Problem to work on >> Scan the entries below for "ΚΥΡΙΑΚΟΣ" and copy each line that holds it.
Data to examine START
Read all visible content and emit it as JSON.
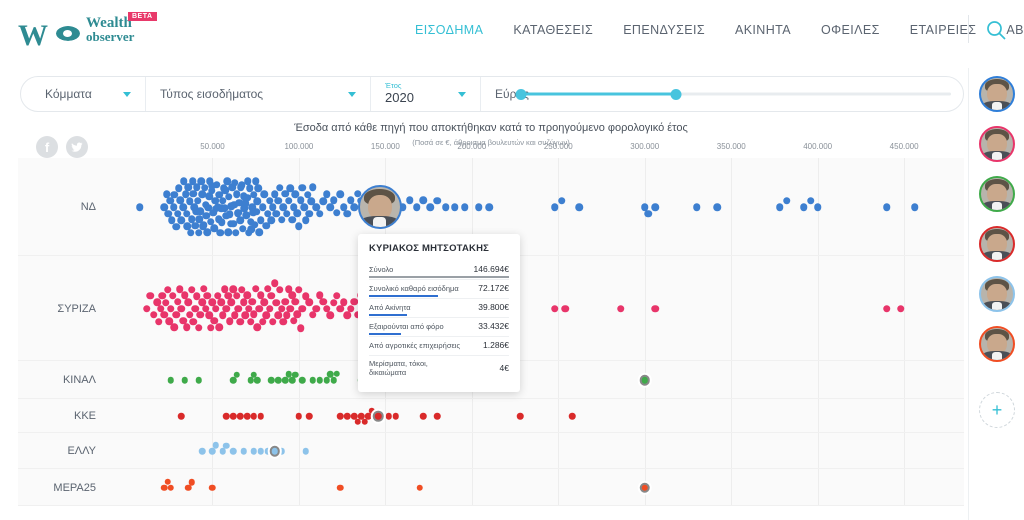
{
  "brand": {
    "name_line1": "Wealth",
    "name_line2": "observer",
    "mark": "W",
    "badge": "BETA",
    "color": "#2e8b92",
    "badge_color": "#e8396a"
  },
  "nav": {
    "items": [
      {
        "label": "ΕΙΣΟΔΗΜΑ",
        "active": true
      },
      {
        "label": "ΚΑΤΑΘΕΣΕΙΣ",
        "active": false
      },
      {
        "label": "ΕΠΕΝΔΥΣΕΙΣ",
        "active": false
      },
      {
        "label": "ΑΚΙΝΗΤΑ",
        "active": false
      },
      {
        "label": "ΟΦΕΙΛΕΣ",
        "active": false
      },
      {
        "label": "ΕΤΑΙΡΕΙΕΣ",
        "active": false
      },
      {
        "label": "ABOUT",
        "active": false
      }
    ],
    "active_color": "#34bfd4",
    "search_icon": "search-icon"
  },
  "filters": {
    "parties": {
      "label": "Κόμματα",
      "icon": "chevron-down-icon"
    },
    "income_type": {
      "label": "Τύπος εισοδήματος",
      "icon": "chevron-down-icon"
    },
    "year": {
      "caption": "Έτος",
      "value": "2020",
      "icon": "chevron-down-icon"
    },
    "range": {
      "label": "Εύρος",
      "low_pct": 0,
      "high_pct": 36,
      "accent": "#48c4de"
    }
  },
  "chart_header": {
    "title": "Έσοδα από κάθε πηγή που αποκτήθηκαν κατά το προηγούμενο φορολογικό έτος",
    "subtitle": "(Ποσά σε €, άθροισμα βουλευτών και συζύγων)",
    "share": [
      {
        "name": "facebook-icon",
        "glyph": "f"
      },
      {
        "name": "twitter-icon",
        "glyph": "🐦"
      }
    ]
  },
  "chart_data": {
    "type": "scatter",
    "title": "Έσοδα από κάθε πηγή που αποκτήθηκαν κατά το προηγούμενο φορολογικό έτος",
    "subtitle": "(Ποσά σε €, άθροισμα βουλευτών και συζύγων)",
    "xlabel": "",
    "ylabel": "",
    "xlim": [
      0,
      480000
    ],
    "grid": true,
    "legend": "none",
    "xticks": [
      "50.000",
      "100.000",
      "150.000",
      "200.000",
      "250.000",
      "300.000",
      "350.000",
      "400.000",
      "450.000"
    ],
    "xtick_values": [
      50000,
      100000,
      150000,
      200000,
      250000,
      300000,
      350000,
      400000,
      450000
    ],
    "categories": [
      "ΝΔ",
      "ΣΥΡΙΖΑ",
      "ΚΙΝΑΛ",
      "ΚΚΕ",
      "ΕΛΛΥ",
      "ΜΕΡΑ25"
    ],
    "series": [
      {
        "name": "ΝΔ",
        "color": "#3d7fd0",
        "values": [
          8000,
          22000,
          23500,
          24500,
          25500,
          26500,
          27500,
          28000,
          29000,
          30000,
          30500,
          31500,
          32000,
          33000,
          33500,
          34500,
          35000,
          35500,
          36000,
          37000,
          37500,
          38000,
          38500,
          39000,
          39500,
          40000,
          40500,
          41000,
          41500,
          42000,
          42500,
          43000,
          43500,
          44000,
          44500,
          45000,
          45500,
          46000,
          46500,
          47000,
          47500,
          48000,
          48500,
          49000,
          49500,
          50000,
          50500,
          51000,
          51500,
          52000,
          52500,
          53000,
          53500,
          54000,
          54500,
          55000,
          55500,
          56000,
          56500,
          57000,
          57500,
          58000,
          58500,
          59000,
          59500,
          60000,
          60500,
          61000,
          61500,
          62000,
          62500,
          63000,
          63500,
          64000,
          64500,
          65000,
          65500,
          66000,
          66500,
          67000,
          67500,
          68000,
          68500,
          69000,
          69500,
          70000,
          70500,
          71000,
          71500,
          72000,
          72500,
          73000,
          73500,
          74000,
          74500,
          75000,
          75500,
          76000,
          76500,
          77000,
          78000,
          79000,
          80000,
          81000,
          82000,
          83000,
          84000,
          85000,
          86000,
          87000,
          88000,
          89000,
          90000,
          91000,
          92000,
          93000,
          94000,
          95000,
          96000,
          97000,
          98000,
          99000,
          100000,
          101000,
          102000,
          103000,
          104000,
          105000,
          106000,
          107000,
          108000,
          110000,
          112000,
          114000,
          116000,
          118000,
          120000,
          122000,
          124000,
          126000,
          128000,
          130000,
          132000,
          134000,
          136000,
          138000,
          140000,
          142000,
          144000,
          146694,
          150000,
          153000,
          156000,
          160000,
          164000,
          168000,
          172000,
          176000,
          180000,
          185000,
          190000,
          196000,
          204000,
          210000,
          248000,
          252000,
          262000,
          300000,
          302000,
          306000,
          330000,
          342000,
          378000,
          382000,
          392000,
          396000,
          400000,
          440000,
          456000
        ],
        "highlight": {
          "label": "ΚΥΡΙΑΚΟΣ ΜΗΤΣΟΤΑΚΗΣ",
          "value": 146694,
          "type": "avatar"
        }
      },
      {
        "name": "ΣΥΡΙΖΑ",
        "color": "#e8356a",
        "values": [
          12000,
          14000,
          16000,
          18000,
          19000,
          20000,
          21000,
          22000,
          23000,
          24000,
          25000,
          26000,
          27000,
          28000,
          29000,
          30000,
          31000,
          32000,
          33000,
          34000,
          35000,
          36000,
          37000,
          38000,
          39000,
          40000,
          41000,
          42000,
          43000,
          44000,
          45000,
          46000,
          47000,
          48000,
          49000,
          50000,
          51000,
          52000,
          53000,
          54000,
          55000,
          56000,
          57000,
          58000,
          59000,
          60000,
          61000,
          62000,
          63000,
          64000,
          65000,
          66000,
          67000,
          68000,
          69000,
          70000,
          71000,
          72000,
          73000,
          74000,
          75000,
          76000,
          77000,
          78000,
          79000,
          80000,
          81000,
          82000,
          83000,
          84000,
          85000,
          86000,
          87000,
          88000,
          89000,
          90000,
          91000,
          92000,
          93000,
          94000,
          95000,
          96000,
          97000,
          98000,
          99000,
          100000,
          101000,
          102000,
          104000,
          106000,
          108000,
          110000,
          112000,
          114000,
          116000,
          118000,
          120000,
          122000,
          124000,
          126000,
          128000,
          130000,
          132000,
          134000,
          136000,
          138000,
          140000,
          142000,
          144000,
          146000,
          148000,
          150000,
          152000,
          155000,
          158000,
          162000,
          166000,
          170000,
          174000,
          178000,
          182000,
          186000,
          190000,
          196000,
          204000,
          212000,
          218000,
          248000,
          254000,
          286000,
          306000,
          440000,
          448000
        ],
        "highlight": {
          "value": 156000,
          "type": "ring"
        }
      },
      {
        "name": "ΚΙΝΑΛ",
        "color": "#3faa4a",
        "values": [
          26000,
          34000,
          42000,
          62000,
          64000,
          72000,
          74000,
          76000,
          84000,
          88000,
          92000,
          94000,
          96000,
          98000,
          102000,
          108000,
          112000,
          116000,
          118000,
          120000,
          122000,
          136000,
          140000,
          142000,
          144000,
          206000,
          300000
        ],
        "highlight": {
          "value": 300000,
          "type": "ring"
        }
      },
      {
        "name": "ΚΚΕ",
        "color": "#d92a2a",
        "values": [
          32000,
          58000,
          62000,
          66000,
          70000,
          74000,
          78000,
          100000,
          106000,
          124000,
          128000,
          132000,
          134000,
          136000,
          138000,
          140000,
          142000,
          152000,
          156000,
          172000,
          180000,
          228000,
          258000
        ],
        "highlight": {
          "value": 146000,
          "type": "ring"
        }
      },
      {
        "name": "ΕΛΛΥ",
        "color": "#8dc3ea",
        "values": [
          44000,
          50000,
          52000,
          56000,
          58000,
          62000,
          68000,
          74000,
          78000,
          82000,
          86000,
          90000,
          104000
        ],
        "highlight": {
          "value": 86000,
          "type": "ring"
        }
      },
      {
        "name": "ΜΕΡΑ25",
        "color": "#f04d23",
        "values": [
          22000,
          24000,
          26000,
          36000,
          38000,
          50000,
          124000,
          170000,
          300000
        ],
        "highlight": {
          "value": 300000,
          "type": "ring"
        }
      }
    ]
  },
  "tooltip": {
    "name": "ΚΥΡΙΑΚΟΣ ΜΗΤΣΟΤΑΚΗΣ",
    "rows": [
      {
        "key": "Σύνολο",
        "value": "146.694€",
        "bar_pct": 100,
        "bar_style": "total"
      },
      {
        "key": "Συνολικό καθαρό εισόδημα",
        "value": "72.172€",
        "bar_pct": 49,
        "bar_style": "blue"
      },
      {
        "key": "Από Ακίνητα",
        "value": "39.800€",
        "bar_pct": 27,
        "bar_style": "blue"
      },
      {
        "key": "Εξαιρούνται από φόρο",
        "value": "33.432€",
        "bar_pct": 23,
        "bar_style": "blue"
      },
      {
        "key": "Από αγροτικές επιχειρήσεις",
        "value": "1.286€",
        "bar_pct": 1,
        "bar_style": "none"
      },
      {
        "key": "Μερίσματα, τόκοι, δικαιώματα",
        "value": "4€",
        "bar_pct": 0,
        "bar_style": "none"
      }
    ]
  },
  "rail": {
    "avatars": [
      {
        "name": "avatar-nd",
        "ring": "#2f7ed8"
      },
      {
        "name": "avatar-syriza",
        "ring": "#e8356a"
      },
      {
        "name": "avatar-kinal",
        "ring": "#3faa4a"
      },
      {
        "name": "avatar-kke",
        "ring": "#d92a2a"
      },
      {
        "name": "avatar-elly",
        "ring": "#8dc3ea"
      },
      {
        "name": "avatar-mera25",
        "ring": "#f04d23"
      }
    ],
    "add_label": "+"
  }
}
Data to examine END
Answer to this problem >>
          "label": "ΚΥΡΙΑΚΟΣ ΜΗΤΣΟΤΑΚΗΣ",
    "name": "ΚΥΡΙΑΚΟΣ ΜΗΤΣΟΤΑΚΗΣ",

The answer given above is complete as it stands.